“These harsh tactics might work if you’re willing to burn down the rest of the party in order to be the last man standing,” said Warren. 
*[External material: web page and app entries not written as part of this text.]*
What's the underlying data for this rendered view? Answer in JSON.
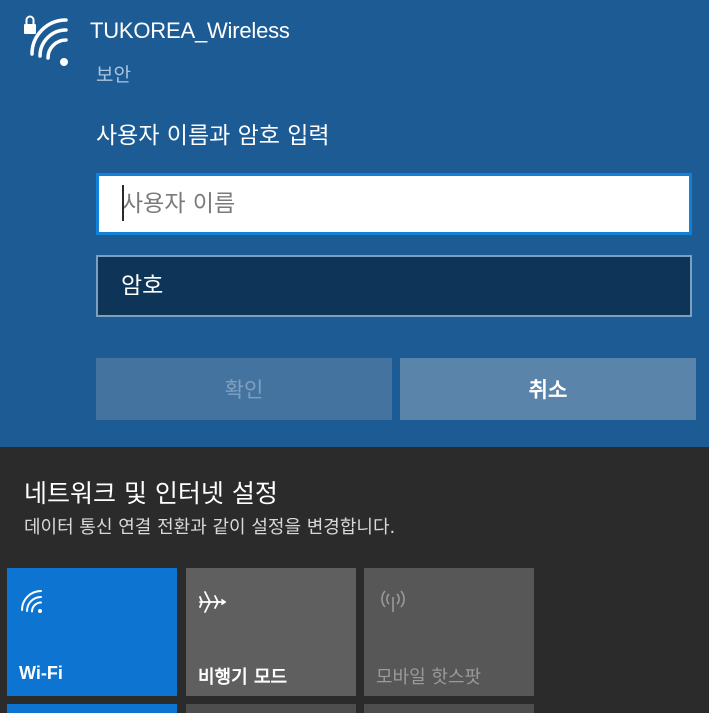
{
  "network": {
    "name": "TUKOREA_Wireless",
    "status": "보안",
    "prompt": "사용자 이름과 암호 입력"
  },
  "fields": {
    "username_placeholder": "사용자 이름",
    "password_placeholder": "암호"
  },
  "buttons": {
    "confirm_label": "확인",
    "cancel_label": "취소"
  },
  "settings": {
    "title": "네트워크 및 인터넷 설정",
    "subtitle": "데이터 통신 연결 전환과 같이 설정을 변경합니다."
  },
  "quick_actions": [
    {
      "label": "Wi-Fi",
      "icon": "wifi-icon",
      "state": "on"
    },
    {
      "label": "비행기 모드",
      "icon": "airplane-icon",
      "state": "off"
    },
    {
      "label": "모바일 핫스팟",
      "icon": "hotspot-icon",
      "state": "disabled"
    }
  ],
  "colors": {
    "panel_bg": "#1d5b94",
    "accent": "#0d74d1",
    "flyout_bg": "#2b2b2b"
  }
}
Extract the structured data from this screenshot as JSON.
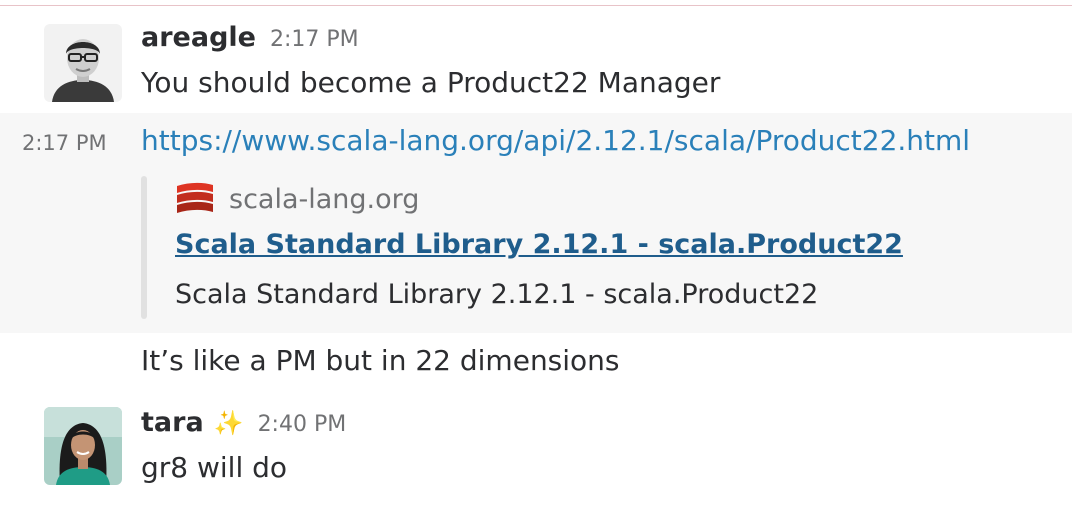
{
  "messages": [
    {
      "user": "areagle",
      "time": "2:17 PM",
      "text": "You should become a Product22 Manager"
    },
    {
      "time": "2:17 PM",
      "link": "https://www.scala-lang.org/api/2.12.1/scala/Product22.html",
      "attachment": {
        "site": "scala-lang.org",
        "title": "Scala Standard Library 2.12.1 - scala.Product22",
        "description": "Scala Standard Library 2.12.1 - scala.Product22",
        "site_icon": "scala-logo-icon"
      }
    },
    {
      "text": "It’s like a PM but in 22 dimensions"
    },
    {
      "user": "tara",
      "status_emoji": "✨",
      "time": "2:40 PM",
      "text": "gr8 will do"
    }
  ],
  "colors": {
    "link": "#2a80b9",
    "attachment_title": "#1f5d8c",
    "hover_bg": "#f7f7f7",
    "timestamp": "#717274"
  }
}
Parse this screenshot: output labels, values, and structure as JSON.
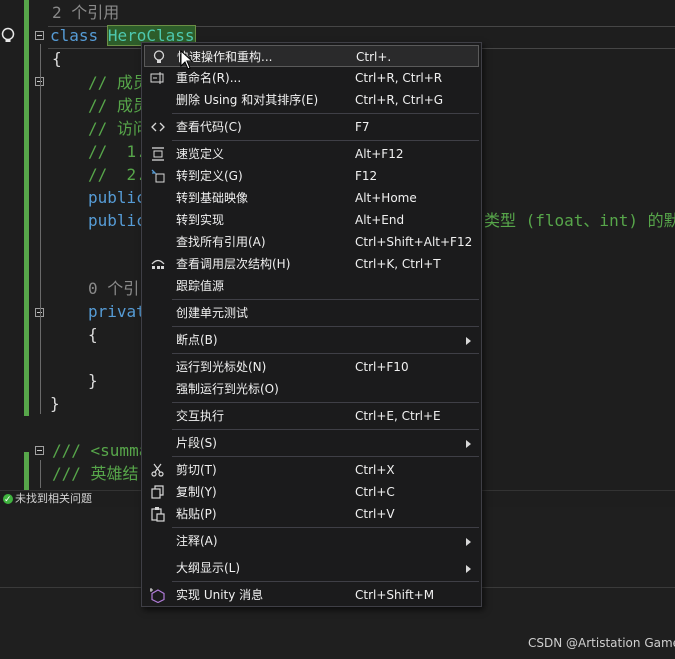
{
  "editor": {
    "lines": [
      {
        "ref_count": "2 个引用"
      },
      {
        "kw": "class",
        "name": "HeroClass"
      },
      {
        "text": "{"
      },
      {
        "text": "// 成员"
      },
      {
        "text": "// 成员"
      },
      {
        "text": "// 访问"
      },
      {
        "text": "//  1."
      },
      {
        "text": "//  2."
      },
      {
        "kw": "public"
      },
      {
        "kw": "public",
        "trail": "类型 (float、int) 的默"
      },
      {
        "ref_count": "0 个引"
      },
      {
        "kw": "privat"
      },
      {
        "text": "{"
      },
      {
        "text": "}"
      },
      {
        "text": "}"
      },
      {
        "text": "/// <summa"
      },
      {
        "text": "/// 英雄结"
      }
    ]
  },
  "status_bar": {
    "issues_text": "未找到相关问题",
    "issues_icon": "check-circle-icon"
  },
  "context_menu": {
    "items": [
      {
        "label": "快速操作和重构...",
        "shortcut": "Ctrl+.",
        "icon": "lightbulb-icon",
        "selected": true
      },
      {
        "label": "重命名(R)...",
        "shortcut": "Ctrl+R, Ctrl+R",
        "icon": "rename-icon"
      },
      {
        "label": "删除 Using 和对其排序(E)",
        "shortcut": "Ctrl+R, Ctrl+G"
      },
      {
        "label": "查看代码(C)",
        "shortcut": "F7",
        "icon": "code-brackets-icon"
      },
      {
        "label": "速览定义",
        "shortcut": "Alt+F12",
        "icon": "peek-definition-icon"
      },
      {
        "label": "转到定义(G)",
        "shortcut": "F12",
        "icon": "go-to-definition-icon"
      },
      {
        "label": "转到基础映像",
        "shortcut": "Alt+Home"
      },
      {
        "label": "转到实现",
        "shortcut": "Alt+End"
      },
      {
        "label": "查找所有引用(A)",
        "shortcut": "Ctrl+Shift+Alt+F12"
      },
      {
        "label": "查看调用层次结构(H)",
        "shortcut": "Ctrl+K, Ctrl+T",
        "icon": "call-hierarchy-icon"
      },
      {
        "label": "跟踪值源",
        "shortcut": ""
      },
      {
        "label": "创建单元测试",
        "shortcut": ""
      },
      {
        "label": "断点(B)",
        "shortcut": "",
        "submenu": true
      },
      {
        "label": "运行到光标处(N)",
        "shortcut": "Ctrl+F10"
      },
      {
        "label": "强制运行到光标(O)",
        "shortcut": ""
      },
      {
        "label": "交互执行",
        "shortcut": "Ctrl+E, Ctrl+E"
      },
      {
        "label": "片段(S)",
        "shortcut": "",
        "submenu": true
      },
      {
        "label": "剪切(T)",
        "shortcut": "Ctrl+X",
        "icon": "scissors-icon"
      },
      {
        "label": "复制(Y)",
        "shortcut": "Ctrl+C",
        "icon": "copy-icon"
      },
      {
        "label": "粘贴(P)",
        "shortcut": "Ctrl+V",
        "icon": "paste-icon"
      },
      {
        "label": "注释(A)",
        "shortcut": "",
        "submenu": true
      },
      {
        "label": "大纲显示(L)",
        "shortcut": "",
        "submenu": true
      },
      {
        "label": "实现 Unity 消息",
        "shortcut": "Ctrl+Shift+M",
        "icon": "unity-message-icon"
      }
    ]
  },
  "watermark": "CSDN @Artistation Game",
  "colors": {
    "comment": "#57a64a",
    "keyword": "#569cd6",
    "type": "#4ec9b0",
    "menu_bg": "#1b1b1c",
    "gutter_green": "#57a64a"
  }
}
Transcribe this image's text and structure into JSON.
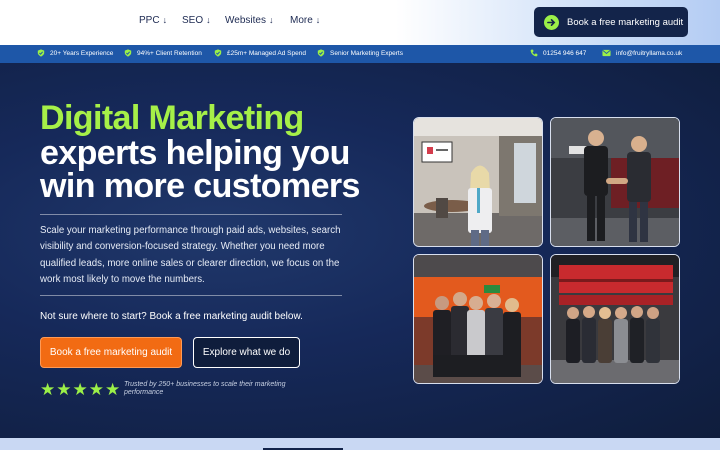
{
  "nav": {
    "items": [
      {
        "label": "PPC",
        "arrow": "↓"
      },
      {
        "label": "SEO",
        "arrow": "↓"
      },
      {
        "label": "Websites",
        "arrow": "↓"
      },
      {
        "label": "More",
        "arrow": "↓"
      }
    ],
    "cta_label": "Book a free marketing audit"
  },
  "strip": {
    "badges": [
      "20+ Years Experience",
      "94%+ Client Retention",
      "£25m+ Managed Ad Spend",
      "Senior Marketing Experts"
    ],
    "phone": "01254 946 647",
    "email": "info@fruitryllama.co.uk"
  },
  "hero": {
    "title_line1": "Digital Marketing",
    "title_line2": "experts helping you",
    "title_line3": "win more customers",
    "description": "Scale your marketing performance through paid ads, websites, search visibility and conversion-focused strategy. Whether you need more qualified leads, more online sales or clearer direction, we focus on the work most likely to move the numbers.",
    "subtext": "Not sure where to start? Book a free marketing audit below.",
    "primary_button": "Book a free marketing audit",
    "secondary_button": "Explore what we do",
    "stars": [
      "★",
      "★",
      "★",
      "★",
      "★"
    ],
    "trust_text": "Trusted by 250+ businesses to scale their marketing performance"
  },
  "colors": {
    "accent_green": "#9bf048",
    "accent_orange": "#f26b13",
    "navy": "#13244a",
    "strip_blue": "#1e57a8"
  }
}
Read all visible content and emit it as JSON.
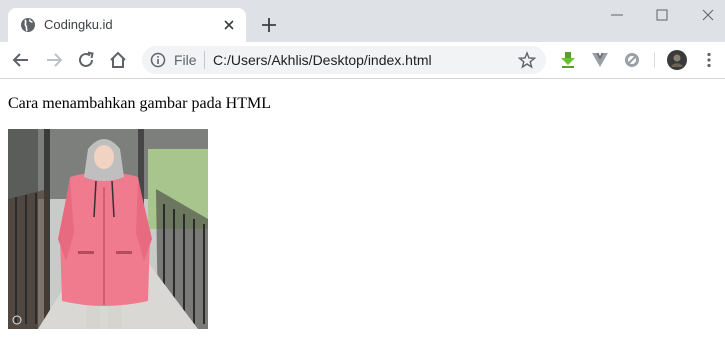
{
  "browser": {
    "tab": {
      "title": "Codingku.id",
      "favicon": "globe-icon"
    },
    "new_tab_icon": "plus-icon",
    "window_controls": [
      "minimize-icon",
      "maximize-icon",
      "close-icon"
    ],
    "nav": [
      "back-arrow-icon",
      "forward-arrow-icon",
      "reload-icon",
      "home-icon"
    ],
    "omnibox": {
      "security_label": "File",
      "url": "C:/Users/Akhlis/Desktop/index.html"
    },
    "extensions": [
      "download-arrow-icon",
      "vue-logo-icon",
      "blocked-icon"
    ],
    "accent": "#5f6368"
  },
  "page": {
    "heading": "Cara menambahkan gambar pada HTML",
    "image": {
      "subject": "photo of woman in pink jacket on walkway",
      "jacket_color": "#f07b8f"
    }
  }
}
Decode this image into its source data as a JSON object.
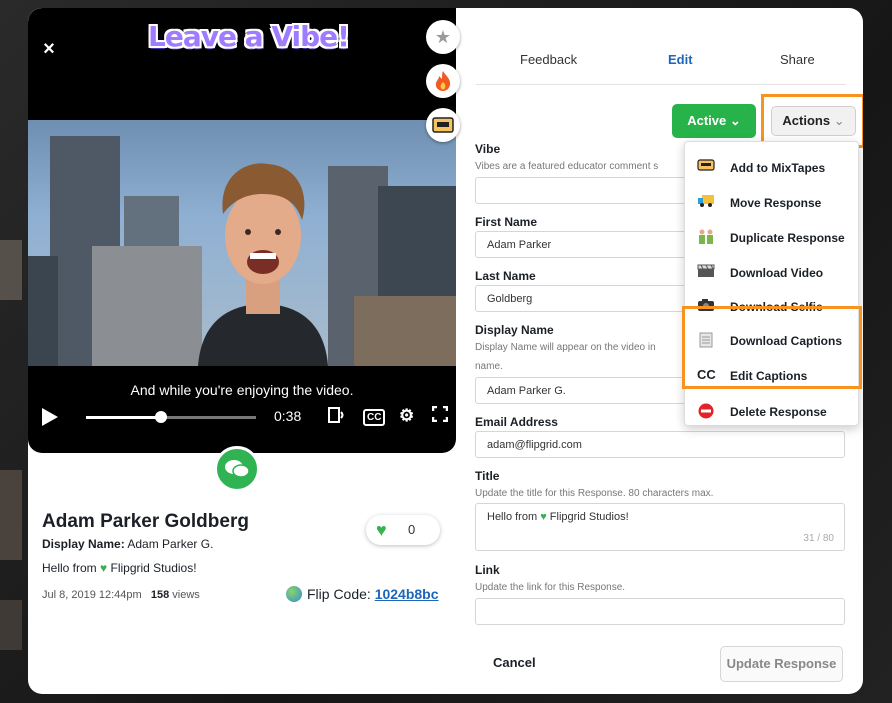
{
  "video": {
    "title": "Leave a Vibe!",
    "close_glyph": "×",
    "caption": "And while you're enjoying the video.",
    "time": "0:38",
    "progress_fraction": 0.44,
    "cc_label": "CC"
  },
  "response": {
    "name": "Adam Parker Goldberg",
    "display_label": "Display Name:",
    "display_value": "Adam Parker G.",
    "message_prefix": "Hello from",
    "message_suffix": "Flipgrid Studios!",
    "date": "Jul 8, 2019 12:44pm",
    "views_count": "158",
    "views_label": "views",
    "likes": "0",
    "flip_code_label": "Flip Code:",
    "flip_code": "1024b8bc"
  },
  "tabs": [
    {
      "label": "Feedback"
    },
    {
      "label": "Edit"
    },
    {
      "label": "Share"
    }
  ],
  "buttons": {
    "active_label": "Active",
    "actions_label": "Actions",
    "cancel_label": "Cancel",
    "update_label": "Update Response"
  },
  "form": {
    "vibe_label": "Vibe",
    "vibe_help": "Vibes are a featured educator comment s",
    "first_name_label": "First Name",
    "first_name_value": "Adam Parker",
    "last_name_label": "Last Name",
    "last_name_value": "Goldberg",
    "display_name_label": "Display Name",
    "display_name_help": "Display Name will appear on the video in",
    "display_name_help2": "name.",
    "display_name_value": "Adam Parker G.",
    "email_label": "Email Address",
    "email_value": "adam@flipgrid.com",
    "title_label": "Title",
    "title_help": "Update the title for this Response. 80 characters max.",
    "title_prefix": "Hello from",
    "title_suffix": "Flipgrid Studios!",
    "title_counter": "31 / 80",
    "link_label": "Link",
    "link_help": "Update the link for this Response."
  },
  "actions_menu": [
    {
      "label": "Add to MixTapes",
      "icon": "mixtape-icon"
    },
    {
      "label": "Move Response",
      "icon": "truck-icon"
    },
    {
      "label": "Duplicate Response",
      "icon": "duplicate-icon"
    },
    {
      "label": "Download Video",
      "icon": "clapperboard-icon"
    },
    {
      "label": "Download Selfie",
      "icon": "camera-icon"
    },
    {
      "label": "Download Captions",
      "icon": "document-icon"
    },
    {
      "label": "Edit Captions",
      "icon": "cc-icon"
    },
    {
      "label": "Delete Response",
      "icon": "no-entry-icon"
    }
  ],
  "colors": {
    "accent_green": "#27b24a",
    "link_blue": "#1d66b9",
    "highlight_orange": "#f7931e",
    "vibe_purple": "#9f7bff"
  }
}
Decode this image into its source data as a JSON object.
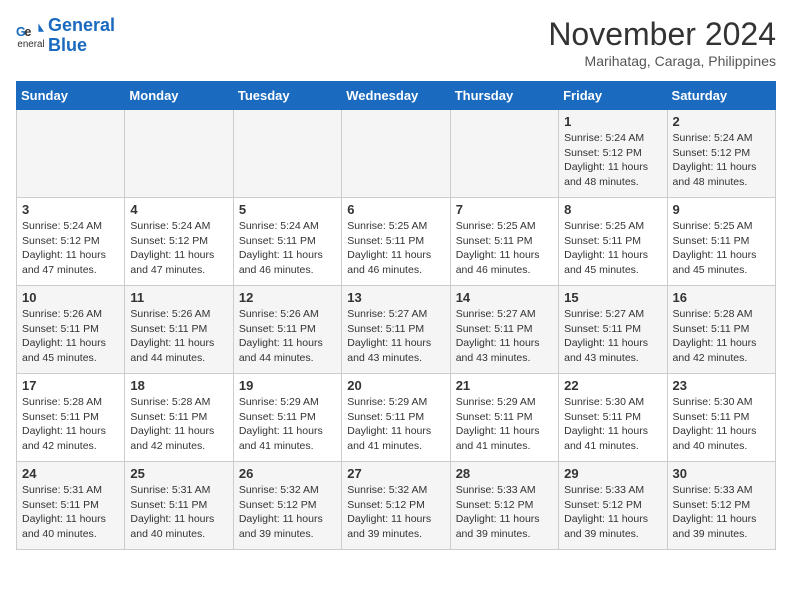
{
  "header": {
    "logo_line1": "General",
    "logo_line2": "Blue",
    "month": "November 2024",
    "location": "Marihatag, Caraga, Philippines"
  },
  "days_of_week": [
    "Sunday",
    "Monday",
    "Tuesday",
    "Wednesday",
    "Thursday",
    "Friday",
    "Saturday"
  ],
  "weeks": [
    [
      {
        "day": "",
        "info": ""
      },
      {
        "day": "",
        "info": ""
      },
      {
        "day": "",
        "info": ""
      },
      {
        "day": "",
        "info": ""
      },
      {
        "day": "",
        "info": ""
      },
      {
        "day": "1",
        "info": "Sunrise: 5:24 AM\nSunset: 5:12 PM\nDaylight: 11 hours\nand 48 minutes."
      },
      {
        "day": "2",
        "info": "Sunrise: 5:24 AM\nSunset: 5:12 PM\nDaylight: 11 hours\nand 48 minutes."
      }
    ],
    [
      {
        "day": "3",
        "info": "Sunrise: 5:24 AM\nSunset: 5:12 PM\nDaylight: 11 hours\nand 47 minutes."
      },
      {
        "day": "4",
        "info": "Sunrise: 5:24 AM\nSunset: 5:12 PM\nDaylight: 11 hours\nand 47 minutes."
      },
      {
        "day": "5",
        "info": "Sunrise: 5:24 AM\nSunset: 5:11 PM\nDaylight: 11 hours\nand 46 minutes."
      },
      {
        "day": "6",
        "info": "Sunrise: 5:25 AM\nSunset: 5:11 PM\nDaylight: 11 hours\nand 46 minutes."
      },
      {
        "day": "7",
        "info": "Sunrise: 5:25 AM\nSunset: 5:11 PM\nDaylight: 11 hours\nand 46 minutes."
      },
      {
        "day": "8",
        "info": "Sunrise: 5:25 AM\nSunset: 5:11 PM\nDaylight: 11 hours\nand 45 minutes."
      },
      {
        "day": "9",
        "info": "Sunrise: 5:25 AM\nSunset: 5:11 PM\nDaylight: 11 hours\nand 45 minutes."
      }
    ],
    [
      {
        "day": "10",
        "info": "Sunrise: 5:26 AM\nSunset: 5:11 PM\nDaylight: 11 hours\nand 45 minutes."
      },
      {
        "day": "11",
        "info": "Sunrise: 5:26 AM\nSunset: 5:11 PM\nDaylight: 11 hours\nand 44 minutes."
      },
      {
        "day": "12",
        "info": "Sunrise: 5:26 AM\nSunset: 5:11 PM\nDaylight: 11 hours\nand 44 minutes."
      },
      {
        "day": "13",
        "info": "Sunrise: 5:27 AM\nSunset: 5:11 PM\nDaylight: 11 hours\nand 43 minutes."
      },
      {
        "day": "14",
        "info": "Sunrise: 5:27 AM\nSunset: 5:11 PM\nDaylight: 11 hours\nand 43 minutes."
      },
      {
        "day": "15",
        "info": "Sunrise: 5:27 AM\nSunset: 5:11 PM\nDaylight: 11 hours\nand 43 minutes."
      },
      {
        "day": "16",
        "info": "Sunrise: 5:28 AM\nSunset: 5:11 PM\nDaylight: 11 hours\nand 42 minutes."
      }
    ],
    [
      {
        "day": "17",
        "info": "Sunrise: 5:28 AM\nSunset: 5:11 PM\nDaylight: 11 hours\nand 42 minutes."
      },
      {
        "day": "18",
        "info": "Sunrise: 5:28 AM\nSunset: 5:11 PM\nDaylight: 11 hours\nand 42 minutes."
      },
      {
        "day": "19",
        "info": "Sunrise: 5:29 AM\nSunset: 5:11 PM\nDaylight: 11 hours\nand 41 minutes."
      },
      {
        "day": "20",
        "info": "Sunrise: 5:29 AM\nSunset: 5:11 PM\nDaylight: 11 hours\nand 41 minutes."
      },
      {
        "day": "21",
        "info": "Sunrise: 5:29 AM\nSunset: 5:11 PM\nDaylight: 11 hours\nand 41 minutes."
      },
      {
        "day": "22",
        "info": "Sunrise: 5:30 AM\nSunset: 5:11 PM\nDaylight: 11 hours\nand 41 minutes."
      },
      {
        "day": "23",
        "info": "Sunrise: 5:30 AM\nSunset: 5:11 PM\nDaylight: 11 hours\nand 40 minutes."
      }
    ],
    [
      {
        "day": "24",
        "info": "Sunrise: 5:31 AM\nSunset: 5:11 PM\nDaylight: 11 hours\nand 40 minutes."
      },
      {
        "day": "25",
        "info": "Sunrise: 5:31 AM\nSunset: 5:11 PM\nDaylight: 11 hours\nand 40 minutes."
      },
      {
        "day": "26",
        "info": "Sunrise: 5:32 AM\nSunset: 5:12 PM\nDaylight: 11 hours\nand 39 minutes."
      },
      {
        "day": "27",
        "info": "Sunrise: 5:32 AM\nSunset: 5:12 PM\nDaylight: 11 hours\nand 39 minutes."
      },
      {
        "day": "28",
        "info": "Sunrise: 5:33 AM\nSunset: 5:12 PM\nDaylight: 11 hours\nand 39 minutes."
      },
      {
        "day": "29",
        "info": "Sunrise: 5:33 AM\nSunset: 5:12 PM\nDaylight: 11 hours\nand 39 minutes."
      },
      {
        "day": "30",
        "info": "Sunrise: 5:33 AM\nSunset: 5:12 PM\nDaylight: 11 hours\nand 39 minutes."
      }
    ]
  ]
}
“But if we’re going to beat Donald TrumpDonald John TrumpSenators demand more details from Trump on intel watchdog firing Overnight Health Care: Trump steps up attack on WHO | Fauci says deaths could be lower than first projected | House panel warns federal stockpile of medical supplies depleted | Mnuchin, Schumer in talks over relief deal Trump says he'll look into small business loan program restricting casinos MORE in November, we are going to need huge turnout within our party, and to get that turnout, we will need a nominee that the broadest coalition of our party feels they can get behind,” she added. “We can’t afford to fall into factions. We can’t afford to squander our collective power. We will win when we come together.”